Date of Award


Degree Name

Doctor of Philosophy


Educational Leadership, Research and Technology

First Advisor

Brett Geier, Ed.D.

Second Advisor

Rusty Stitt, Ph.D.

Third Advisor

Jeffrey Thoenes, Ph.D.


School principals are facing an increase in demand and challenges from district, state, and federal agencies for improvements both behaviorally and academically. Each year, more school principals exit their positions for other professions. The concentrated poverty school districts have been hit the hardest by this exodus.

The purpose of this basic qualitative study is to examine why some principals within concentrated poverty school districts remain in their positions, especially when they are located near other districts with much lower poverty concentrations. The factors of interest are issues such as district leadership support for principals, compensation, climate and culture of the buildings, principal evaluation, mentoring support, professional development opportunities, and the impact of schools’ socio-economic status.

This study was conducted using a semi-structured, open-ended interview protocol. During the interview process, 10 principals who had worked in a concentrated poverty school for a minimum of five years were interviewed. In addition, the principals came from a wide range of academic levels including elementary, middle, high, alternative, and virtual schools. In an effort to capture why these principals remained working in their respective schools when other professional opportunities became available, they were asked six questions. These questions focused on Locke’s (1976) work on job satisfaction and four areas of professional growth: (1) School Leadership Aspirations, (2) Concentrated Poverty Leadership, (3) ManagingDaily Challenges, and (4) Central Office Recommendations. Constant comparative data analysis resulted in seven major themes and eight subthemes. Upon reviewing the data, I took my I research one step further and categorized these themes and subthemes into three foundation themes: (1) Experiences as a School Leader, (2) Concentrated Poverty Challenges, and (3) Recommendations for Retention.

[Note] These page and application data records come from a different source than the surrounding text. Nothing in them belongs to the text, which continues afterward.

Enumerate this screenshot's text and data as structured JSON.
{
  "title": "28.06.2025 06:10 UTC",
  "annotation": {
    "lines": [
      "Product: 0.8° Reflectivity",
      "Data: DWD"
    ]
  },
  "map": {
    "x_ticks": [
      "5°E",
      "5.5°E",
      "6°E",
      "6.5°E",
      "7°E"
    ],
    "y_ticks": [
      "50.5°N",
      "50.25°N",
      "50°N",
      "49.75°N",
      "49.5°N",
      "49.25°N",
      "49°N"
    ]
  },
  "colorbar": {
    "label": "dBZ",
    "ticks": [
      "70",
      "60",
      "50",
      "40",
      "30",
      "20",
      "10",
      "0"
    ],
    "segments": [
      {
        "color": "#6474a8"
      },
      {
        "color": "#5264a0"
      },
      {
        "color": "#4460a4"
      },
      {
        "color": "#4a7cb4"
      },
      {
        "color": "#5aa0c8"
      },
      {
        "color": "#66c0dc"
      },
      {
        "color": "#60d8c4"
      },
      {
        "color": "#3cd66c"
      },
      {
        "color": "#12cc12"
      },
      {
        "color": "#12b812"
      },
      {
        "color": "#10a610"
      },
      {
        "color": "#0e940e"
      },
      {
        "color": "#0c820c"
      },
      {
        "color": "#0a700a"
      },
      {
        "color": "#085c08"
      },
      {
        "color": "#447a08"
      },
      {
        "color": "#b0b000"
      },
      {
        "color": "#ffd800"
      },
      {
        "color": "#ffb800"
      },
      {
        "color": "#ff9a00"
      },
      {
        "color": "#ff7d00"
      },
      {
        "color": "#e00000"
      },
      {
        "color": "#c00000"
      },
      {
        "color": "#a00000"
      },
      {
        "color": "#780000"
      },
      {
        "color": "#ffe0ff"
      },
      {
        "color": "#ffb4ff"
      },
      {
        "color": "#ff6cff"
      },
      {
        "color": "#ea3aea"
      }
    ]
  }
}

Prior to this study, most related research on school principal retention provided reasons why leaders left their respective school districts. Little to no research has focused on the reasons that school principals remain in their respective school districts. The purpose of this study is to provide descriptive reasons why school principals remain in concentrated poverty schools. It also provides suggestions for ways that central office administrators can retain school principals. Overall, school principals I interviewed for this study identified opportunities for professional growth, support from the superintendent, collaboration among other leaders, and proper resource allocation as guiding forces of retention. As a result of this study, the literature has expanded to include the results of why school principals remain within their positions.

The results of my research show that central office administrators should focus on providing support and guidance to school principals. The specific supports mentioned by school principals include mentoring opportunities, regular meetings, and emotional support.

Access Setting

Dissertation-Open Access